◆ TASK INSTRUCTIONS ◆
Return every line of the records that includes the string "screenshot".

*** RECORDS TO USE ***

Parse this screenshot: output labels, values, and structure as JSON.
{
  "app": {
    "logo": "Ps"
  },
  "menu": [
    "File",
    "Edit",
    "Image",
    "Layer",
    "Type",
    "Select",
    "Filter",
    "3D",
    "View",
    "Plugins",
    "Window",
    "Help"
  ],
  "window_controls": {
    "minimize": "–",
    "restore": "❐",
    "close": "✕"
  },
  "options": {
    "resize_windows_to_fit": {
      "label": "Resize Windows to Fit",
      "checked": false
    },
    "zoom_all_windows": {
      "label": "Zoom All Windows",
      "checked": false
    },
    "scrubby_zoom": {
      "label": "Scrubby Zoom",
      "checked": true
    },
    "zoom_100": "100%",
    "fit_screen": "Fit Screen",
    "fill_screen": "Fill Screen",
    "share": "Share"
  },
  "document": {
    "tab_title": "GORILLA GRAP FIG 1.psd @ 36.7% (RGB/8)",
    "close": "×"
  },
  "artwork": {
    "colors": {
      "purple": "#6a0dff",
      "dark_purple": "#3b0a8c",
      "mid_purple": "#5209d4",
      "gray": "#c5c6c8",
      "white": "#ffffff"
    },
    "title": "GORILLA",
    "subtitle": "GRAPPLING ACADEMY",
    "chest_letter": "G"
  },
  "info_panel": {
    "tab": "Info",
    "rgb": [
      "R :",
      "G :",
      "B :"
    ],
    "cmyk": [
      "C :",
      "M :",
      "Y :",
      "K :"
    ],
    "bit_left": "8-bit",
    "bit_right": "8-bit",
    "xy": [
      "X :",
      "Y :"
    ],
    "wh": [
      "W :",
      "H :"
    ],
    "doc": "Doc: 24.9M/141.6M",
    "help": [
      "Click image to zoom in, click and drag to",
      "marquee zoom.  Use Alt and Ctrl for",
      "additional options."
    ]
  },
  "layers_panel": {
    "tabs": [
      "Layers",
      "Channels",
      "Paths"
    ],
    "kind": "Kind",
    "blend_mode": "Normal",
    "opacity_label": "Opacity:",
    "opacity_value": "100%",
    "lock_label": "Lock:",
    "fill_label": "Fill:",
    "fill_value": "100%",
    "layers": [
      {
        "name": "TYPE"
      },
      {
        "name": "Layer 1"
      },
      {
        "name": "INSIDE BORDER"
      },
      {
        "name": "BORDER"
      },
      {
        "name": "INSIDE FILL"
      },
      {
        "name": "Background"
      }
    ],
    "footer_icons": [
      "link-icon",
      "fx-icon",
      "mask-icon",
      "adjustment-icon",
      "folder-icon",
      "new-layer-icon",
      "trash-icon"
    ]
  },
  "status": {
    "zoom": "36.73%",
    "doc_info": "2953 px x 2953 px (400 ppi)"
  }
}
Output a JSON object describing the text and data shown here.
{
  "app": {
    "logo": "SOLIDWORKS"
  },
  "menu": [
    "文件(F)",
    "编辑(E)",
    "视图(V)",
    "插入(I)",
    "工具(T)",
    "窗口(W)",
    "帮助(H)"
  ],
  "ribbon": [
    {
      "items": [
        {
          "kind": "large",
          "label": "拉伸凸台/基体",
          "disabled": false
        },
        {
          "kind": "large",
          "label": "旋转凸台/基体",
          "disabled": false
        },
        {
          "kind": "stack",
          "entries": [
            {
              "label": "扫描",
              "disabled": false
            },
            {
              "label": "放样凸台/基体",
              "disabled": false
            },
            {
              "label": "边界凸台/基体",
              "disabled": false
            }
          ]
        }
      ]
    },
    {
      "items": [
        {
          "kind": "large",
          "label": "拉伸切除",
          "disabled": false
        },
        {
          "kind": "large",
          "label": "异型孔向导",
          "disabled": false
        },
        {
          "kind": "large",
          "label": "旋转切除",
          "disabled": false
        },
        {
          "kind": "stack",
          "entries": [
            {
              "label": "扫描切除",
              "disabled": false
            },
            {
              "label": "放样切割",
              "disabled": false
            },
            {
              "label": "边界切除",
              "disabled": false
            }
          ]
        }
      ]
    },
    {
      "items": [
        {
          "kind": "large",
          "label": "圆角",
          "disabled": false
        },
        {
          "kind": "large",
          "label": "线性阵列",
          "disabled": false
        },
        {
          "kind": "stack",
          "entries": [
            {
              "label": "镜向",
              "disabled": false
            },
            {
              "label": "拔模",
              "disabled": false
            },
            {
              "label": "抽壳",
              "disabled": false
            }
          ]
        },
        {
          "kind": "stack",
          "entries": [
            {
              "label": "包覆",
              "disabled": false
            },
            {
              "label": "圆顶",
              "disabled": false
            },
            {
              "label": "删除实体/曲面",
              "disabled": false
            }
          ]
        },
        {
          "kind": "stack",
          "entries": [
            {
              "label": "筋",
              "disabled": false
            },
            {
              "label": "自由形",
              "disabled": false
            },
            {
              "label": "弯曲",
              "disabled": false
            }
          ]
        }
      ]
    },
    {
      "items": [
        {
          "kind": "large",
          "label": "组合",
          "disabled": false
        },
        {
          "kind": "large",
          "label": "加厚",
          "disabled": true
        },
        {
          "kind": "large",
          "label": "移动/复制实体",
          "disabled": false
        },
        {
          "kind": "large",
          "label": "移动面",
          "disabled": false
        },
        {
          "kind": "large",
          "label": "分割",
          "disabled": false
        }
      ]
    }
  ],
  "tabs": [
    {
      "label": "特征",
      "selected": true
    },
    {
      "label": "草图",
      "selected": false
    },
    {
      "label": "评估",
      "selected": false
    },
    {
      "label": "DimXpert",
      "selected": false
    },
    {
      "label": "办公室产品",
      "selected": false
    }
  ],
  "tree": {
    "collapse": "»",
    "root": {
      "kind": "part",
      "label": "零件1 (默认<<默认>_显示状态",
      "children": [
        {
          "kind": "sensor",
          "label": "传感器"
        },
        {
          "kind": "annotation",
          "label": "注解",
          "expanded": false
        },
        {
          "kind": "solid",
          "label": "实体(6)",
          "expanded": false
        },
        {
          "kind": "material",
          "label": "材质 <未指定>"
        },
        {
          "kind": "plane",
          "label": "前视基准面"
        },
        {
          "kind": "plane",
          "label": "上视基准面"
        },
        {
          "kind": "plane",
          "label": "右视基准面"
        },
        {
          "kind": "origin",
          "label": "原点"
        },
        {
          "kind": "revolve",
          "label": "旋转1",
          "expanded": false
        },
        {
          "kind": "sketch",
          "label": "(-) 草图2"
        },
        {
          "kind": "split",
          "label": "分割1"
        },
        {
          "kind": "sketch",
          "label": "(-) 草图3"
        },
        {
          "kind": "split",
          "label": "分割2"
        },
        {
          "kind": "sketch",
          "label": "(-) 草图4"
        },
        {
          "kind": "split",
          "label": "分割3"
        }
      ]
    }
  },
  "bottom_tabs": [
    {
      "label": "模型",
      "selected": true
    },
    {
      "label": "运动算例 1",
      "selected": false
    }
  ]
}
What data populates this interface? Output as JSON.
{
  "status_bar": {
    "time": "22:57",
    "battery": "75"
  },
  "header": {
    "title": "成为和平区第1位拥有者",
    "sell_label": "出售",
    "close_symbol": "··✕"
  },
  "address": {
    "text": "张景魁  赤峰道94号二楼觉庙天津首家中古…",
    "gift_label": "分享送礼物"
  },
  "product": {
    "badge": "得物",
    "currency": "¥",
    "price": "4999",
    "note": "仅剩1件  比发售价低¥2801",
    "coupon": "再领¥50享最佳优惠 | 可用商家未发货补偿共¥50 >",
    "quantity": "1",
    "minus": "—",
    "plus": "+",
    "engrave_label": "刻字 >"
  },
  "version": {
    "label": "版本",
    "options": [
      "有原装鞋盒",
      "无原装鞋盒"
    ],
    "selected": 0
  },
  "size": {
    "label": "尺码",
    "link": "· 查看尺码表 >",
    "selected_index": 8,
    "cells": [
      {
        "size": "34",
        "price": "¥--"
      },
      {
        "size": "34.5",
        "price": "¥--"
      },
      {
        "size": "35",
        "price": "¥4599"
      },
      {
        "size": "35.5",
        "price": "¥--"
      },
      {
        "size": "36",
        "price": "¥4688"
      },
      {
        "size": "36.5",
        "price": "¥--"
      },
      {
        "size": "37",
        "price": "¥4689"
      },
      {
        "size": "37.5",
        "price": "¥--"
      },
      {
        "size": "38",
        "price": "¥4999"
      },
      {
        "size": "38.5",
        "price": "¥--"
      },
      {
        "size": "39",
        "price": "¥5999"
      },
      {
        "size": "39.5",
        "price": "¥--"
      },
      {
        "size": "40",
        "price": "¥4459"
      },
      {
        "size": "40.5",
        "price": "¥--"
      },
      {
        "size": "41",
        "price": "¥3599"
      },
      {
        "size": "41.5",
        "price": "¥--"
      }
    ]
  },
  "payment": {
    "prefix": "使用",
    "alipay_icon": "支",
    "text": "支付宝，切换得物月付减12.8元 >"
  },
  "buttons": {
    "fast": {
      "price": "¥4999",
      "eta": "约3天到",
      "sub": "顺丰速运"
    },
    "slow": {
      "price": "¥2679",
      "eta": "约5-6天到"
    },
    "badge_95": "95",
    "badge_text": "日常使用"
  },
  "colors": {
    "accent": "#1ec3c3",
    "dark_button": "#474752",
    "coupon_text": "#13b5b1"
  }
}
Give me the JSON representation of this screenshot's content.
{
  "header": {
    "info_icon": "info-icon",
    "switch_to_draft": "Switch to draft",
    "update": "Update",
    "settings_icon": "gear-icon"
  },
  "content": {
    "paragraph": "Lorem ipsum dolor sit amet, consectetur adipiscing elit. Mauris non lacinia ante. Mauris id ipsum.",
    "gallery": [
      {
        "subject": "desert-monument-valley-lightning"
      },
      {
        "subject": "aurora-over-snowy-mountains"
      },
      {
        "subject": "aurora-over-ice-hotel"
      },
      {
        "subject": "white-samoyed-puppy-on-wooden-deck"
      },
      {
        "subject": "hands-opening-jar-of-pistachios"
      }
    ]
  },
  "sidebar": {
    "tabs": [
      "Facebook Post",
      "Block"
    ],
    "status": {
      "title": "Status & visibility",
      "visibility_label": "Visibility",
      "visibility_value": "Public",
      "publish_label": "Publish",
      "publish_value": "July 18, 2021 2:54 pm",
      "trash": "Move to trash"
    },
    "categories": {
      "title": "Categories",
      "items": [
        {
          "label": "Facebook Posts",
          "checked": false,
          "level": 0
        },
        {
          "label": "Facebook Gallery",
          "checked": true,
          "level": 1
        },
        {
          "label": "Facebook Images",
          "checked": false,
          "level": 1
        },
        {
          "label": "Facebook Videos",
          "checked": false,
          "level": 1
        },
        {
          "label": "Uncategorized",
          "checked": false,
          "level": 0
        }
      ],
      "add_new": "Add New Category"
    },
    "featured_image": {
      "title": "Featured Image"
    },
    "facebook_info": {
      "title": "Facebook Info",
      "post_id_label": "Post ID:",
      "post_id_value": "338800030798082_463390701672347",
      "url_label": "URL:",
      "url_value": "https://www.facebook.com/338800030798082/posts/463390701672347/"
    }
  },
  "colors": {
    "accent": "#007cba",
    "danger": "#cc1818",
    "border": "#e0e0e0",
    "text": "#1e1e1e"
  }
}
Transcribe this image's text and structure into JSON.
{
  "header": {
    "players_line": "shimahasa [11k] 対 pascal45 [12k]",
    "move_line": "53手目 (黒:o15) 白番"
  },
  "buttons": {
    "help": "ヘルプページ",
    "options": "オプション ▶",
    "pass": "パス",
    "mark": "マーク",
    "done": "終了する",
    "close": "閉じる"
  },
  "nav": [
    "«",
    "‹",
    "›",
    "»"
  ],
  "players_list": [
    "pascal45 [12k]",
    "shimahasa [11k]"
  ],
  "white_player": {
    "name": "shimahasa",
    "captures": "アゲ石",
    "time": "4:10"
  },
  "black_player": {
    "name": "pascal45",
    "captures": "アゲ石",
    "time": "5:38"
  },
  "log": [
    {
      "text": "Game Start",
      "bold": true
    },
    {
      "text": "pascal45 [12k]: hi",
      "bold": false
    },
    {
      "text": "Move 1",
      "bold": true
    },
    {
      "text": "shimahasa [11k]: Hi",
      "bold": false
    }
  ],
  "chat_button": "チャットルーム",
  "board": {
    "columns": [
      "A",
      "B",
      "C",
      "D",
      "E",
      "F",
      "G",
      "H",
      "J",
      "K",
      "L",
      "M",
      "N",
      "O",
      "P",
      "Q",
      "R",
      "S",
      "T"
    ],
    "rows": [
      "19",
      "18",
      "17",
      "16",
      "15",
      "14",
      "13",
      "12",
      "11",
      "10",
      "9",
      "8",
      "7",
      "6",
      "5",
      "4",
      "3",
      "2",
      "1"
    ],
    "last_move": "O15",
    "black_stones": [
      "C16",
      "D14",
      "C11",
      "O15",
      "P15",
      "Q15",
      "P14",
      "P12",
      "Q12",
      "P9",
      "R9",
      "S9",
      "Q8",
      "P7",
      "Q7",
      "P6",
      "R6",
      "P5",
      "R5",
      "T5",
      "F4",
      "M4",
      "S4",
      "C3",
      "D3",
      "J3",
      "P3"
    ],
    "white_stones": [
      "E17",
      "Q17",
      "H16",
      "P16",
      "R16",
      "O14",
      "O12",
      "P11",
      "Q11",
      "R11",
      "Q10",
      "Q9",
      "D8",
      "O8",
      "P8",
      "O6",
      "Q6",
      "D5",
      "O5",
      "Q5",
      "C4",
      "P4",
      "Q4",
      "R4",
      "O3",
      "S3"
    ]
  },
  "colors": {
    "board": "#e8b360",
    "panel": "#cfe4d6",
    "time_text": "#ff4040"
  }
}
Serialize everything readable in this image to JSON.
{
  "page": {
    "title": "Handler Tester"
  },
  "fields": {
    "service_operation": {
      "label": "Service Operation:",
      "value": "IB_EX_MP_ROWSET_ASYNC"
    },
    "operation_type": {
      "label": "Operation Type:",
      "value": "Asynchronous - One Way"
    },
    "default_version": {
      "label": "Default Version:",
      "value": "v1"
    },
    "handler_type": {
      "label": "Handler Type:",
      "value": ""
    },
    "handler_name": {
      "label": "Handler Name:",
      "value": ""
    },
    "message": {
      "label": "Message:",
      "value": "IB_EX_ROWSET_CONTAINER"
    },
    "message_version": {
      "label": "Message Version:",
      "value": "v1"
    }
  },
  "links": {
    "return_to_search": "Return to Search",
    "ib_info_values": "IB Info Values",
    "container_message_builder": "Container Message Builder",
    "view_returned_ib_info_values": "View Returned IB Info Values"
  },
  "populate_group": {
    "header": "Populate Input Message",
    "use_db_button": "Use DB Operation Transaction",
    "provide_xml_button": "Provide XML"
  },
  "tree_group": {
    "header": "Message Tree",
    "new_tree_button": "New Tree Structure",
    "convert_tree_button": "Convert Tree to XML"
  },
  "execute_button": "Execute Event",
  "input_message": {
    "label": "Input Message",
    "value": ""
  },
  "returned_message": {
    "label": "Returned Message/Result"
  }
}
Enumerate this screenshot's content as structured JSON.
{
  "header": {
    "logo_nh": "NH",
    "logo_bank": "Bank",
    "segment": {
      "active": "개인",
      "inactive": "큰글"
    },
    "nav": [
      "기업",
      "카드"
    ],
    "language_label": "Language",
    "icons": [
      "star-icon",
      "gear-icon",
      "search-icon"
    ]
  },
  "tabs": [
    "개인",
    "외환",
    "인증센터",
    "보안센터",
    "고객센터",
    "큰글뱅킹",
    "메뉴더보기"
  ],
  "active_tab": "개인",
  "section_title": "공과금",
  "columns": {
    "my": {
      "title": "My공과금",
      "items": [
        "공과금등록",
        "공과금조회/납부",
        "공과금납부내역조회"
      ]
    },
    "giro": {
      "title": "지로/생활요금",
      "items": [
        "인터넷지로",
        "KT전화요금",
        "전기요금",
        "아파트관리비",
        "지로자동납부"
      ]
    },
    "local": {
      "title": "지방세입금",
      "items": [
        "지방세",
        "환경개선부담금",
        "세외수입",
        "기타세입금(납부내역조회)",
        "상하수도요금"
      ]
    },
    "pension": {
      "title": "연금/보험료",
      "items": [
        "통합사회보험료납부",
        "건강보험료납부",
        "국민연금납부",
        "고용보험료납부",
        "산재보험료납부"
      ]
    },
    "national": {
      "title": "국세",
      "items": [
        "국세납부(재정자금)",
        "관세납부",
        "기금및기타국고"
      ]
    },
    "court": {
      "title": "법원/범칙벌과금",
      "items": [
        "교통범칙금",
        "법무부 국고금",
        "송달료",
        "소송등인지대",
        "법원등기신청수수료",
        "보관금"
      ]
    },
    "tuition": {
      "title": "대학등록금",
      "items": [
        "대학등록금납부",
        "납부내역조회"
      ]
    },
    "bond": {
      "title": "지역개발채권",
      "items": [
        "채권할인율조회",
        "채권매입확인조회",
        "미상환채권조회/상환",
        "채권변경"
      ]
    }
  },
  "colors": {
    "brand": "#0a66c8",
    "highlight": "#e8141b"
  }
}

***

◆ ANSWER TO THIS PROBLEM ◆
Parse this screenshot: output labels, values, and structure as JSON.
Give me the JSON representation of this screenshot's content.
Enumerate this screenshot's content as structured JSON.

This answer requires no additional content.